There was another boy older than Henry[7] at the school, whose purposes were all on his tongue. You never could be long beside him without hearing him tell what “he could do.” It did not matter who you were speaking of, or what they had done, Richard could do more. Little boys, the first week they were at the academy, looked up to Richard with much reverence, for they believed what he said of himself, but the second week they knew him better; for though his tongue spoke of great things, he did very little; and in a short while longer, they found out that Richard was a boaster, a vain-bragger, who gave his tongue all the work that his head, feet, and hands should have done; all his purposes were on his tongue, but he never performed them.

James Ferrier was very unlike either of these boys; his father was a poor man; and James was despised by many of the boys, when he came among them, because his jacket was coarse, and his dress clumsily made.
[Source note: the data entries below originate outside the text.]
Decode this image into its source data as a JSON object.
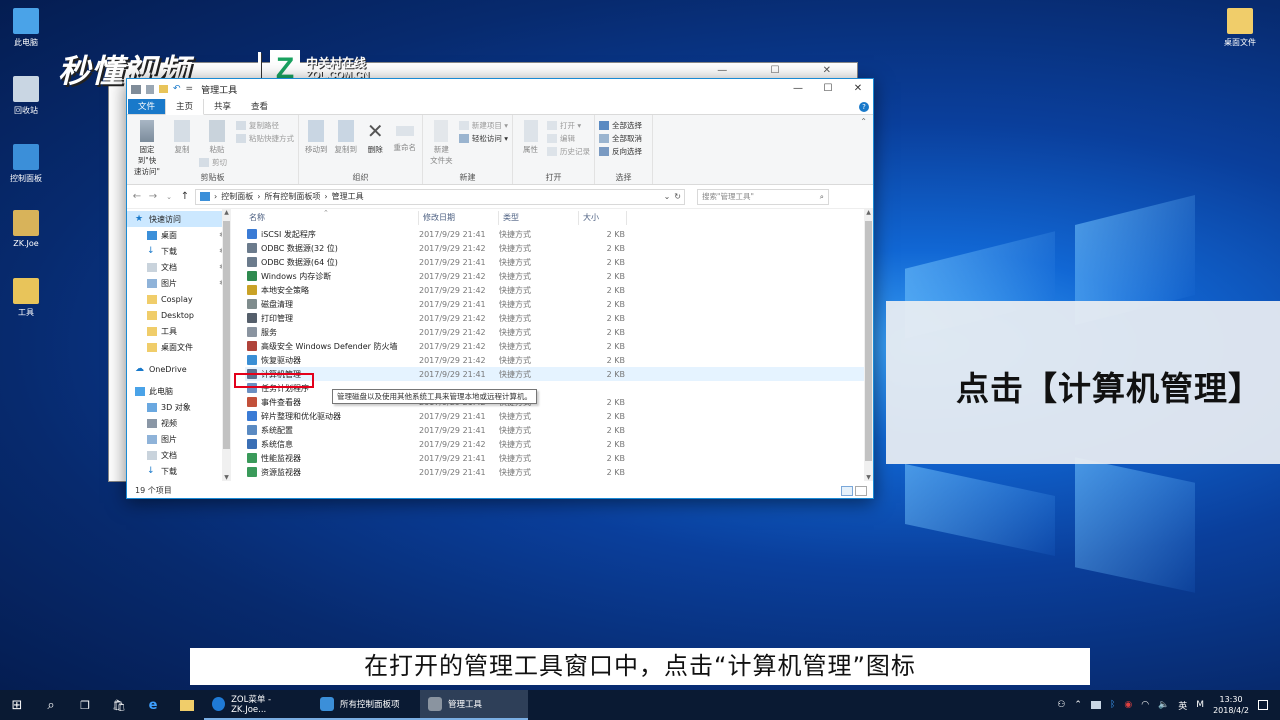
{
  "watermark": {
    "logo": "秒懂视频",
    "brand_letter": "Z",
    "brand_cn": "中关村在线",
    "brand_en": "ZOL.COM.CN"
  },
  "desktop_icons": [
    {
      "label": "此电脑",
      "color": "#4aa3e8"
    },
    {
      "label": "回收站",
      "color": "#c9d6e3"
    },
    {
      "label": "控制面板",
      "color": "#3b8fd9"
    },
    {
      "label": "ZK.Joe",
      "color": "#d8b35a"
    },
    {
      "label": "工具",
      "color": "#e8c45a"
    },
    {
      "label": "桌面文件",
      "color": "#f0cd6a"
    }
  ],
  "window": {
    "title": "管理工具",
    "controls": {
      "min": "—",
      "max": "☐",
      "close": "✕"
    },
    "tabs": [
      "文件",
      "主页",
      "共享",
      "查看"
    ],
    "ribbon": {
      "clipboard": {
        "label": "剪贴板",
        "pin": "固定到\"快\n速访问\"",
        "copy": "复制",
        "paste": "粘贴",
        "copy_path": "复制路径",
        "paste_shortcut": "粘贴快捷方式",
        "cut": "剪切"
      },
      "organize": {
        "label": "组织",
        "move_to": "移动到",
        "copy_to": "复制到",
        "delete": "删除",
        "rename": "重命名"
      },
      "new": {
        "label": "新建",
        "new_folder": "新建\n文件夹",
        "new_item": "新建项目 ▾",
        "easy_access": "轻松访问 ▾"
      },
      "open": {
        "label": "打开",
        "properties": "属性",
        "open": "打开 ▾",
        "edit": "编辑",
        "history": "历史记录"
      },
      "select": {
        "label": "选择",
        "select_all": "全部选择",
        "select_none": "全部取消",
        "invert": "反向选择"
      }
    },
    "address": {
      "path": [
        "控制面板",
        "所有控制面板项",
        "管理工具"
      ],
      "search_placeholder": "搜索\"管理工具\""
    },
    "nav": {
      "quick_access": "快速访问",
      "pinned": [
        "桌面",
        "下载",
        "文档",
        "图片"
      ],
      "folders": [
        "Cosplay",
        "Desktop",
        "工具",
        "桌面文件"
      ],
      "onedrive": "OneDrive",
      "this_pc": "此电脑",
      "pc_items": [
        "3D 对象",
        "视频",
        "图片",
        "文档",
        "下载"
      ]
    },
    "columns": {
      "name": "名称",
      "date": "修改日期",
      "type": "类型",
      "size": "大小"
    },
    "files": [
      {
        "name": "iSCSI 发起程序",
        "date": "2017/9/29 21:41",
        "type": "快捷方式",
        "size": "2 KB",
        "color": "#3a7bd5"
      },
      {
        "name": "ODBC 数据源(32 位)",
        "date": "2017/9/29 21:42",
        "type": "快捷方式",
        "size": "2 KB",
        "color": "#6b7b8c"
      },
      {
        "name": "ODBC 数据源(64 位)",
        "date": "2017/9/29 21:41",
        "type": "快捷方式",
        "size": "2 KB",
        "color": "#6b7b8c"
      },
      {
        "name": "Windows 内存诊断",
        "date": "2017/9/29 21:42",
        "type": "快捷方式",
        "size": "2 KB",
        "color": "#2f8a4f"
      },
      {
        "name": "本地安全策略",
        "date": "2017/9/29 21:42",
        "type": "快捷方式",
        "size": "2 KB",
        "color": "#c9a227"
      },
      {
        "name": "磁盘清理",
        "date": "2017/9/29 21:41",
        "type": "快捷方式",
        "size": "2 KB",
        "color": "#7f8c8d"
      },
      {
        "name": "打印管理",
        "date": "2017/9/29 21:42",
        "type": "快捷方式",
        "size": "2 KB",
        "color": "#555f6b"
      },
      {
        "name": "服务",
        "date": "2017/9/29 21:42",
        "type": "快捷方式",
        "size": "2 KB",
        "color": "#8a94a0"
      },
      {
        "name": "高级安全 Windows Defender 防火墙",
        "date": "2017/9/29 21:42",
        "type": "快捷方式",
        "size": "2 KB",
        "color": "#b0433a"
      },
      {
        "name": "恢复驱动器",
        "date": "2017/9/29 21:42",
        "type": "快捷方式",
        "size": "2 KB",
        "color": "#3a8fd5"
      },
      {
        "name": "计算机管理",
        "date": "2017/9/29 21:41",
        "type": "快捷方式",
        "size": "2 KB",
        "color": "#5a6f8f"
      },
      {
        "name": "任务计划程序",
        "date": "",
        "type": "",
        "size": "",
        "color": "#6b8fc2"
      },
      {
        "name": "事件查看器",
        "date": "2017/9/29 21:42",
        "type": "快捷方式",
        "size": "2 KB",
        "color": "#c2503a"
      },
      {
        "name": "碎片整理和优化驱动器",
        "date": "2017/9/29 21:41",
        "type": "快捷方式",
        "size": "2 KB",
        "color": "#3a7bd5"
      },
      {
        "name": "系统配置",
        "date": "2017/9/29 21:41",
        "type": "快捷方式",
        "size": "2 KB",
        "color": "#5a8ac2"
      },
      {
        "name": "系统信息",
        "date": "2017/9/29 21:42",
        "type": "快捷方式",
        "size": "2 KB",
        "color": "#3a6fb5"
      },
      {
        "name": "性能监视器",
        "date": "2017/9/29 21:41",
        "type": "快捷方式",
        "size": "2 KB",
        "color": "#3a9a5a"
      },
      {
        "name": "资源监视器",
        "date": "2017/9/29 21:41",
        "type": "快捷方式",
        "size": "2 KB",
        "color": "#3a9a5a"
      }
    ],
    "tooltip": "管理磁盘以及使用其他系统工具来管理本地或远程计算机。",
    "status": "19 个项目"
  },
  "overlay": {
    "caption": "点击【计算机管理】",
    "subtitle": "在打开的管理工具窗口中，点击“计算机管理”图标"
  },
  "taskbar": {
    "apps": [
      {
        "label": "ZOL菜单 - ZK.Joe...",
        "color": "#1f7ad6"
      },
      {
        "label": "所有控制面板项",
        "color": "#3b8fd9"
      },
      {
        "label": "管理工具",
        "color": "#8a94a0"
      }
    ],
    "ime": "英",
    "ime_mode": "M",
    "time": "13:30",
    "date": "2018/4/2"
  }
}
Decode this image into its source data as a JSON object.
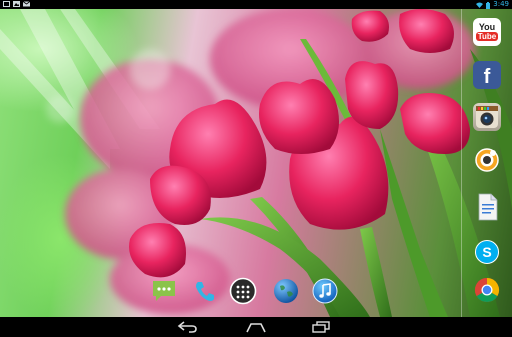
{
  "status_bar": {
    "time": "3:49",
    "left_icons": [
      "screenshot-icon",
      "image-icon",
      "email-icon"
    ],
    "right_icons": [
      "wifi-icon",
      "battery-icon"
    ]
  },
  "dock": {
    "items": [
      {
        "name": "messaging",
        "icon": "message-icon"
      },
      {
        "name": "phone",
        "icon": "phone-icon"
      },
      {
        "name": "all-apps",
        "icon": "app-drawer-icon"
      },
      {
        "name": "browser",
        "icon": "globe-icon"
      },
      {
        "name": "music",
        "icon": "music-icon"
      }
    ]
  },
  "side_dock": {
    "items": [
      {
        "name": "youtube",
        "label_line1": "You",
        "label_line2": "Tube",
        "icon": "youtube-icon"
      },
      {
        "name": "facebook",
        "label": "f",
        "icon": "facebook-icon"
      },
      {
        "name": "camera",
        "icon": "camera-icon"
      },
      {
        "name": "screencast",
        "icon": "screencast-icon"
      },
      {
        "name": "notes",
        "icon": "document-icon"
      },
      {
        "name": "skype",
        "label": "S",
        "icon": "skype-icon"
      },
      {
        "name": "chrome",
        "icon": "chrome-icon"
      }
    ]
  },
  "nav_bar": {
    "buttons": [
      {
        "name": "back",
        "icon": "back-icon"
      },
      {
        "name": "home",
        "icon": "home-icon"
      },
      {
        "name": "recents",
        "icon": "recents-icon"
      }
    ]
  },
  "colors": {
    "youtube_red": "#e52d27",
    "facebook_blue": "#3b5998",
    "skype_blue": "#00aff0",
    "phone_blue": "#33b5e5",
    "message_green": "#8bc34a"
  }
}
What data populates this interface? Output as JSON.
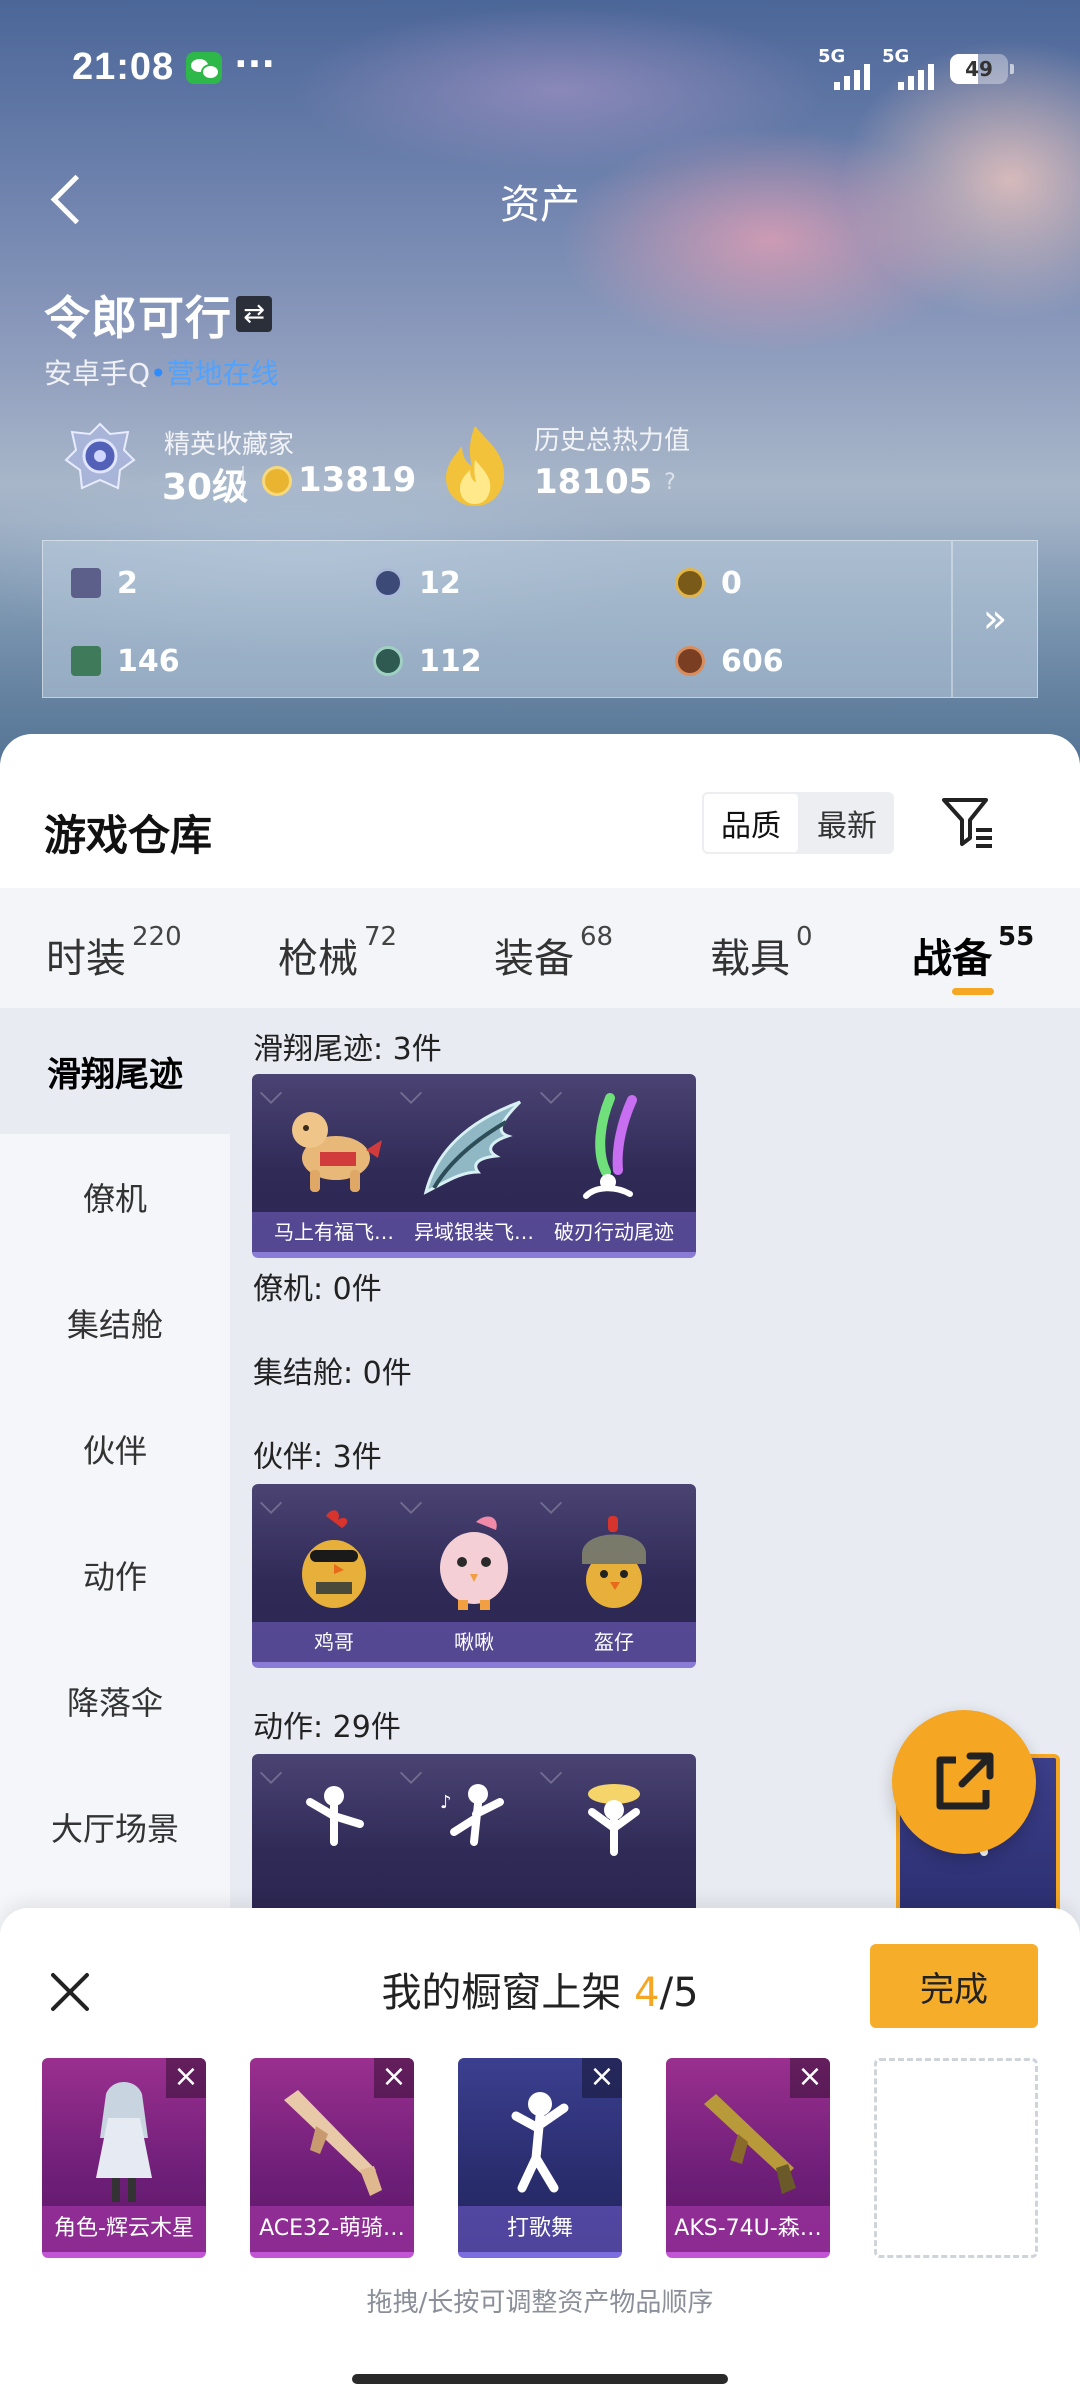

But he cared not; quietly and calmly he took his seat in the class where[8] Henry was, and though he had been two years shorter time at Latin than the other boys of the class, it was he whose name stood first on the list, when Henry stood third. He had no tutor at home to help him; he had far to walk to the class; and his time for his lessons was shortened by duties he had to do at home. Still James succeeded, because he had a purpose in his heart,—he did not think about it,—he did not speak about his purpose, but he did it!

Which of these three boys was likest Daniel? Which of these boys is likest to you? A purpose in the heart is like a spring of water; you may stem it up at one spot, but it will burst out at another,—it will be done! Let the purpose of your heart be that you will not sin, and you will be great and good too.